Only lines with the word "Minimum" are wanted; copy each of them from the listing below.
#### EXERCISE DATA ####
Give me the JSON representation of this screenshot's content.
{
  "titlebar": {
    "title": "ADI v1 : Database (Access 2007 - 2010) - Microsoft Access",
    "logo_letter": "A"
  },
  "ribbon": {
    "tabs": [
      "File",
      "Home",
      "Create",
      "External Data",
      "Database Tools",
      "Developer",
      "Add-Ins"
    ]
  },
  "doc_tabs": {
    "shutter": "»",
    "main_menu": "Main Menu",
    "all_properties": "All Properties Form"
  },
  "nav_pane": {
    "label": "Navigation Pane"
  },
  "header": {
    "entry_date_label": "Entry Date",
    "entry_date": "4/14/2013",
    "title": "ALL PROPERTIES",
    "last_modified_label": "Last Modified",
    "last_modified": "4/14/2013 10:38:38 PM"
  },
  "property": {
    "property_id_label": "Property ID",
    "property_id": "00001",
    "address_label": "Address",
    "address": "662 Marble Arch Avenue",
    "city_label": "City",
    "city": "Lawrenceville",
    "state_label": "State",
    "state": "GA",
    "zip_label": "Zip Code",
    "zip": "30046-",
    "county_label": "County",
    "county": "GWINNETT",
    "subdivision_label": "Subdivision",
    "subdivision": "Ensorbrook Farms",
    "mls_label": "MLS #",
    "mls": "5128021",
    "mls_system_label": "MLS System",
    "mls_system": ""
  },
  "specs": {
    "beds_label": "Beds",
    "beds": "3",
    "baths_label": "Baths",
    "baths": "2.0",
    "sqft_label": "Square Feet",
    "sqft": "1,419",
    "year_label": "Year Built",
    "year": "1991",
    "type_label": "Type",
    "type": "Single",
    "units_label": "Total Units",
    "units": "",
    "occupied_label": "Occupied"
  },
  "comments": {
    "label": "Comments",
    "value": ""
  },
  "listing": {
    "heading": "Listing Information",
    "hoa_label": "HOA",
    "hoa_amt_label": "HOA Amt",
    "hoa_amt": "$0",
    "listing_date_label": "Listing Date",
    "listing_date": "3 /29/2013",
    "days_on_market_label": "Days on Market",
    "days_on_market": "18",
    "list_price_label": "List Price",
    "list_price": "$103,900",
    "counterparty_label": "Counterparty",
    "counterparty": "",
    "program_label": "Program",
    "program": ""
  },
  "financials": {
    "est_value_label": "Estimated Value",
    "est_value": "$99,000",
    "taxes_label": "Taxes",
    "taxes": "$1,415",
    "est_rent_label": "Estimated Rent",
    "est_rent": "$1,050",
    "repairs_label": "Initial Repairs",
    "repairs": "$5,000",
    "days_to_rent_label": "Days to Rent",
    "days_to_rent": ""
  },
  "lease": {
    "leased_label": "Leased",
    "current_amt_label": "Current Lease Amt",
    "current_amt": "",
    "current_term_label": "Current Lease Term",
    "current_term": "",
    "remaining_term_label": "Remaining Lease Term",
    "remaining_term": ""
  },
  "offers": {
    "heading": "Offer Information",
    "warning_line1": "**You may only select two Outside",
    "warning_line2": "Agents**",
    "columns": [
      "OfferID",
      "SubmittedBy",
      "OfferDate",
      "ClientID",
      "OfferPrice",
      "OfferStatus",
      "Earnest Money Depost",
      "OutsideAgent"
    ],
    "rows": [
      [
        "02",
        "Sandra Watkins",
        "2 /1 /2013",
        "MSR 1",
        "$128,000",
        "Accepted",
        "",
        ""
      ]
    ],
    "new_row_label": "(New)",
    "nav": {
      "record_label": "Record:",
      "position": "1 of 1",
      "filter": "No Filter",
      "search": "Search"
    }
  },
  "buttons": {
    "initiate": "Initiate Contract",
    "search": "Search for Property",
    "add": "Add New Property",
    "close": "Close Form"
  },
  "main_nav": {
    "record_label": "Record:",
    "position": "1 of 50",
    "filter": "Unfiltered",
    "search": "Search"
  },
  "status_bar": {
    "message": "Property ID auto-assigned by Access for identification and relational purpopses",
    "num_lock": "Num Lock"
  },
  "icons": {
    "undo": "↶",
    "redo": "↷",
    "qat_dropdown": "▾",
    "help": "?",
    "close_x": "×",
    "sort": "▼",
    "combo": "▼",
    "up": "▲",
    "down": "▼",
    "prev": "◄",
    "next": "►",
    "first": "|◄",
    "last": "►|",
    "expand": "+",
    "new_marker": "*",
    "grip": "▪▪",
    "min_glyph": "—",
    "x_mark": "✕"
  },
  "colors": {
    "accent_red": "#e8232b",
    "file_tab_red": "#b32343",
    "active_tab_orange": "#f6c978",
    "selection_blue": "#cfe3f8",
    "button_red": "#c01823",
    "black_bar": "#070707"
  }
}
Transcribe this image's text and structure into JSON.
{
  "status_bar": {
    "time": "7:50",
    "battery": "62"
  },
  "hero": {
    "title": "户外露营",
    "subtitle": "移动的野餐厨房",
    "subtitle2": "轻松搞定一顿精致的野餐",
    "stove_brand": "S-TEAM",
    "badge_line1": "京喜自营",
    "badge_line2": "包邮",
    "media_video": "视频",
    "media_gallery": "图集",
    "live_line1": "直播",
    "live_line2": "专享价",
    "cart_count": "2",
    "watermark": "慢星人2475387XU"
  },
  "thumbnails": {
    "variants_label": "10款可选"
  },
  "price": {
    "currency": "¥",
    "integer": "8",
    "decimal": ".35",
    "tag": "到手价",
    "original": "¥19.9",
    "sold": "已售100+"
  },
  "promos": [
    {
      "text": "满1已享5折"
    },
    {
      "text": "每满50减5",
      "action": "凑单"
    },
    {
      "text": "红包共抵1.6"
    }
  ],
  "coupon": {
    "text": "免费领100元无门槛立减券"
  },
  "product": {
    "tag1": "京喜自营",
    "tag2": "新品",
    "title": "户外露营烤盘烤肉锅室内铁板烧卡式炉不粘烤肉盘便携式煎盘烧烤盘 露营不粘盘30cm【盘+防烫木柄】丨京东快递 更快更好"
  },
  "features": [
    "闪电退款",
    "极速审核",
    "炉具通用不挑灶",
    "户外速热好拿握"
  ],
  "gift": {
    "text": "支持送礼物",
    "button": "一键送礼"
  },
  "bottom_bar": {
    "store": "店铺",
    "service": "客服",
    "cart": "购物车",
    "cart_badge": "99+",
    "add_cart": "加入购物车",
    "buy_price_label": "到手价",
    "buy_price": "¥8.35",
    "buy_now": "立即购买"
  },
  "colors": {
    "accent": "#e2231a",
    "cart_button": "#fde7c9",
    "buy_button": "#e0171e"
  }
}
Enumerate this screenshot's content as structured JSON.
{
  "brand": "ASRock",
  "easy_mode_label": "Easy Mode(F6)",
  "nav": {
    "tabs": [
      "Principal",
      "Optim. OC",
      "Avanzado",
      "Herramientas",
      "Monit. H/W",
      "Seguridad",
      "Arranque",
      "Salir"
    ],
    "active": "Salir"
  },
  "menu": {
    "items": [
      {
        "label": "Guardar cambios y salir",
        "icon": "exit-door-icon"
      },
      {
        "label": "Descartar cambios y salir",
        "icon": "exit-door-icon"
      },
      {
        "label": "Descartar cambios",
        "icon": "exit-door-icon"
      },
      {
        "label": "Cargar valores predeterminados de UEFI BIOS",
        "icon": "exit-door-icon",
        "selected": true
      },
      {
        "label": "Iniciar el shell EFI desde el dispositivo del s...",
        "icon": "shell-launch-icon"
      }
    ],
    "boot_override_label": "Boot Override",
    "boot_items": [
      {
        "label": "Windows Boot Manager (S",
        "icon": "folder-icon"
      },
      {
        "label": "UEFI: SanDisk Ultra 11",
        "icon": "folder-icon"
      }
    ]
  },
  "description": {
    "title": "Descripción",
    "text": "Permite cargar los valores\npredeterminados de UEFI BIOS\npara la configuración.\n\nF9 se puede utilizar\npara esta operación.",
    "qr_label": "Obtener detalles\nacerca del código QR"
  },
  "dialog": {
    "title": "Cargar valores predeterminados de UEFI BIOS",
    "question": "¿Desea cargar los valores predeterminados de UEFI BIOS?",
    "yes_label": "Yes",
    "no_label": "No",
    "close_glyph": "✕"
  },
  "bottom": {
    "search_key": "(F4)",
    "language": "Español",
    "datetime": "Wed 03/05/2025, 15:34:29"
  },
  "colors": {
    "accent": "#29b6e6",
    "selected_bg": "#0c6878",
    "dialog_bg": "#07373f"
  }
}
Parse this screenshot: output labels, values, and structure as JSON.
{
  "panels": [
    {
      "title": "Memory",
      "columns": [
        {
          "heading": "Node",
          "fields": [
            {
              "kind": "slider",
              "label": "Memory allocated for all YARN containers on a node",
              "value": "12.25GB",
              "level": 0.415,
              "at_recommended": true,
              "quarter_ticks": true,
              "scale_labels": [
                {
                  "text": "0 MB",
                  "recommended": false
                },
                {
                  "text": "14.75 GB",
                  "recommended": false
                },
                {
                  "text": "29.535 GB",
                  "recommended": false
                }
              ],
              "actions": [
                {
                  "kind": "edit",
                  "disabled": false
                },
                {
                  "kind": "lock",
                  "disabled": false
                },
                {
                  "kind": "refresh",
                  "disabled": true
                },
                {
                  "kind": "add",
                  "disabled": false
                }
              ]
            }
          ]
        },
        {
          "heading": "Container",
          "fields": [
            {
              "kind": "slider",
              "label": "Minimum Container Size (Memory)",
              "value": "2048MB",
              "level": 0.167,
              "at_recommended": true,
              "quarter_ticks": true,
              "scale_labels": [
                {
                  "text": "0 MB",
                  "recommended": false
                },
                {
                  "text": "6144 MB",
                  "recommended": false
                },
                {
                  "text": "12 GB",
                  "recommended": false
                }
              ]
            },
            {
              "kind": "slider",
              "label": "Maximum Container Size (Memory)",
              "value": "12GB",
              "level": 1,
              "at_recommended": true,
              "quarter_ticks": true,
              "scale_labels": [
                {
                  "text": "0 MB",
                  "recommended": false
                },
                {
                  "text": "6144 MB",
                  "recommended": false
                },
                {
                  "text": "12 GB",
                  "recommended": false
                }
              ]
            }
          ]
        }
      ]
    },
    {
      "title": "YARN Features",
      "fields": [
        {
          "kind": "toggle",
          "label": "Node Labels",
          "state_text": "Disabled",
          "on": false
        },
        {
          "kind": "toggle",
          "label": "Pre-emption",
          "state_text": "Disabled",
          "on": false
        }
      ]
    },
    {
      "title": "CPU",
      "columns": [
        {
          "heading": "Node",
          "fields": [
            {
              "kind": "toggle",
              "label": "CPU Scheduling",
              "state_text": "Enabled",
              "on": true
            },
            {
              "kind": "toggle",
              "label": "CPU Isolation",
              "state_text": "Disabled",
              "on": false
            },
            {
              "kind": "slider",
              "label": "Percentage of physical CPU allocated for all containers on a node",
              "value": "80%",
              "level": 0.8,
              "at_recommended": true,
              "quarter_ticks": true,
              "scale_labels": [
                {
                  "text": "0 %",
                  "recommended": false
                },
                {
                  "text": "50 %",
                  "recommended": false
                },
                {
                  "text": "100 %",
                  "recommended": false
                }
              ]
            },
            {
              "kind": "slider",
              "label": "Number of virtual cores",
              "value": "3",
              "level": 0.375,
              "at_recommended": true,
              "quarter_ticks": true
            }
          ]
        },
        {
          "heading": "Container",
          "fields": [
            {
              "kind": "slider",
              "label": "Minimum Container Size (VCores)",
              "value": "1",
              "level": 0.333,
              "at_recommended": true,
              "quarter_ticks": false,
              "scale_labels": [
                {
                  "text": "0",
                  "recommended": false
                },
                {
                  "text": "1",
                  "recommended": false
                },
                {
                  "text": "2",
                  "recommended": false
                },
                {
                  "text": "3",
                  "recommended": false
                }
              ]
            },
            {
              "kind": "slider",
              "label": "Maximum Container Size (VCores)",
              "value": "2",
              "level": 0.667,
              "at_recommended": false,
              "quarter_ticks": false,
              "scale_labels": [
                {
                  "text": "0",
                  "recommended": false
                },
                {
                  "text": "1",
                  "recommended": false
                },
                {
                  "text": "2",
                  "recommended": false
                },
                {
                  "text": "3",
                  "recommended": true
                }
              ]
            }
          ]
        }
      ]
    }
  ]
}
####
_WRITTEN SOLUTION_.
              "label": "Minimum Container Size (Memory)",
              "label": "Minimum Container Size (VCores)",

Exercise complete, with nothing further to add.